A group of demonstrators rallied outside city hall Tuesday, claiming the city is trying to throw a wrench in their publicly-supported, 10-1, single-member district plan.
Appointed by the city council, Retired State Sen. Gonzalo Barrientos chaired the 2012 Charter Revision Committee. The committee of 15 citizens was tasked with finding an alternative voting measure to the city's current at-large council.
Under the 10-1 structure, 10 council members would be elected from specific districts and the mayor would be elected at-large. Advocates, particularly Austinites for Geographic Representation, gathered more than 30,000 signatures from voters supporting the 10-1 plan.
Last Thursday, city council voted to place the recommended 10-1 plan on the November charter amendment ballot. They also decided to place an 8-2-1 plan on the ballot, which includes council members from eight single-member districts, plus two other members and the mayor elected at-large.

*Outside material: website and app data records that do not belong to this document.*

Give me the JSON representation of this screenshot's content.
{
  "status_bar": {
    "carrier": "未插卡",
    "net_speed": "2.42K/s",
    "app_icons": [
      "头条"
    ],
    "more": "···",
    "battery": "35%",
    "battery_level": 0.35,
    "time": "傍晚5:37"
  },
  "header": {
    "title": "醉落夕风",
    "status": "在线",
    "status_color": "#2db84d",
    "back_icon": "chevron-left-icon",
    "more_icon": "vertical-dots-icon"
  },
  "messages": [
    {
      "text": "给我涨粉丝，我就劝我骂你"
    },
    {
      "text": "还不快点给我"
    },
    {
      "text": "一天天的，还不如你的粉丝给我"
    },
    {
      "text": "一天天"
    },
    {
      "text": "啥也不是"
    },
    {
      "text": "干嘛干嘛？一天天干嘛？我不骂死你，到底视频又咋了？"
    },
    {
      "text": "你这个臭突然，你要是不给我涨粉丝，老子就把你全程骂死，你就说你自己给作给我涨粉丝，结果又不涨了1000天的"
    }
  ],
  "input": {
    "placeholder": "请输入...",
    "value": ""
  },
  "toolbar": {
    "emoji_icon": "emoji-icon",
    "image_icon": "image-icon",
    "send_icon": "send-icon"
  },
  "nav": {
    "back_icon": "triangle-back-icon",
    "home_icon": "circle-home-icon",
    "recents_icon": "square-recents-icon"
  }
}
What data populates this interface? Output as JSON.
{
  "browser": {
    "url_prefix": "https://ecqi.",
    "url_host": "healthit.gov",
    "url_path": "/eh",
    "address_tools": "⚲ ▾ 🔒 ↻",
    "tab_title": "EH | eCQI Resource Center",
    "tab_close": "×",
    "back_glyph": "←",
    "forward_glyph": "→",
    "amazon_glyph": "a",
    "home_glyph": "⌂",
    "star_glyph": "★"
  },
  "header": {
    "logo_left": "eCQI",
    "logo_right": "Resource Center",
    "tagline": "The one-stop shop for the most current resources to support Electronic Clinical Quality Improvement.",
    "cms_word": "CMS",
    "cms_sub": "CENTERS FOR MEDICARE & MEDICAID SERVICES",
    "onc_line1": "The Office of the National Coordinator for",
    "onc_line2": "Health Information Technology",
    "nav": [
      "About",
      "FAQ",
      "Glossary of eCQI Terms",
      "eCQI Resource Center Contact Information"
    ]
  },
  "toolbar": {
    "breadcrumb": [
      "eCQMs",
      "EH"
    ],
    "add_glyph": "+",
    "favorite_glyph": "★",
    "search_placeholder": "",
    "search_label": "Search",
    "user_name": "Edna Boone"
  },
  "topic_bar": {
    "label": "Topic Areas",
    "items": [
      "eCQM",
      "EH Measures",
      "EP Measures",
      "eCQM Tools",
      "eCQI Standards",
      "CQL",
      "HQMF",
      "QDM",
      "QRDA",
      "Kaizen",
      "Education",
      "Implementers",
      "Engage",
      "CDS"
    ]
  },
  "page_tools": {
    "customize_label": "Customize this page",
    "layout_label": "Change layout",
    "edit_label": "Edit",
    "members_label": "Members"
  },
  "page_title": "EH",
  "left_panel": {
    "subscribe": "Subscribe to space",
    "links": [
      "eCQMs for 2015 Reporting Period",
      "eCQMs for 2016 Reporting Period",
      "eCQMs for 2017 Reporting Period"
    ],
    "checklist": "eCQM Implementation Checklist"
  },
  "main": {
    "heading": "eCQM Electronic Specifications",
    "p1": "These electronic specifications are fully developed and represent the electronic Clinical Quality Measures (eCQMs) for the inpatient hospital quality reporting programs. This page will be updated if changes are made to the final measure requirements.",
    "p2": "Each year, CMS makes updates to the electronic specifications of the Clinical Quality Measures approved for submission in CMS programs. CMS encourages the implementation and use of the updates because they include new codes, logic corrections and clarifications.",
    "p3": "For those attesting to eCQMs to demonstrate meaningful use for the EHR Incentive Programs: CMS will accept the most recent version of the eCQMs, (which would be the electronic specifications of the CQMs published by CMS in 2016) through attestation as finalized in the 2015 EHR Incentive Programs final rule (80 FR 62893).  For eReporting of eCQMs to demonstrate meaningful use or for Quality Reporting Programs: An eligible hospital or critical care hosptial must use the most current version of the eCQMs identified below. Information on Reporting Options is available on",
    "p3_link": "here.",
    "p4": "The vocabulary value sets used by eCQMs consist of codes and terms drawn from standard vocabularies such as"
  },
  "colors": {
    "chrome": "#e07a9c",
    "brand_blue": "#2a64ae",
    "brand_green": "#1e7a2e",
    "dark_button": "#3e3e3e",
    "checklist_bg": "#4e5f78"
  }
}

"It is difficult to believe that over 30,000 people who signed a petition are being ignored," Barrientos said.
However, Mayor Pro Tem Sheryl Cole says it came down to giving voters a fair choice.
“I simply wanted the voters to have a choice between the 10-1 system and the 8-2-1 system because we are making a monumental change in our government," she said.
Former Travis County Judge Bill Alshire is also suspicious about the council-backed 8-2-1 proposal.
"Where is the 8-2-1 petition? If they really thought this was great for Austin, why didn't they sponsor a competing petition to see if they had support?" he said.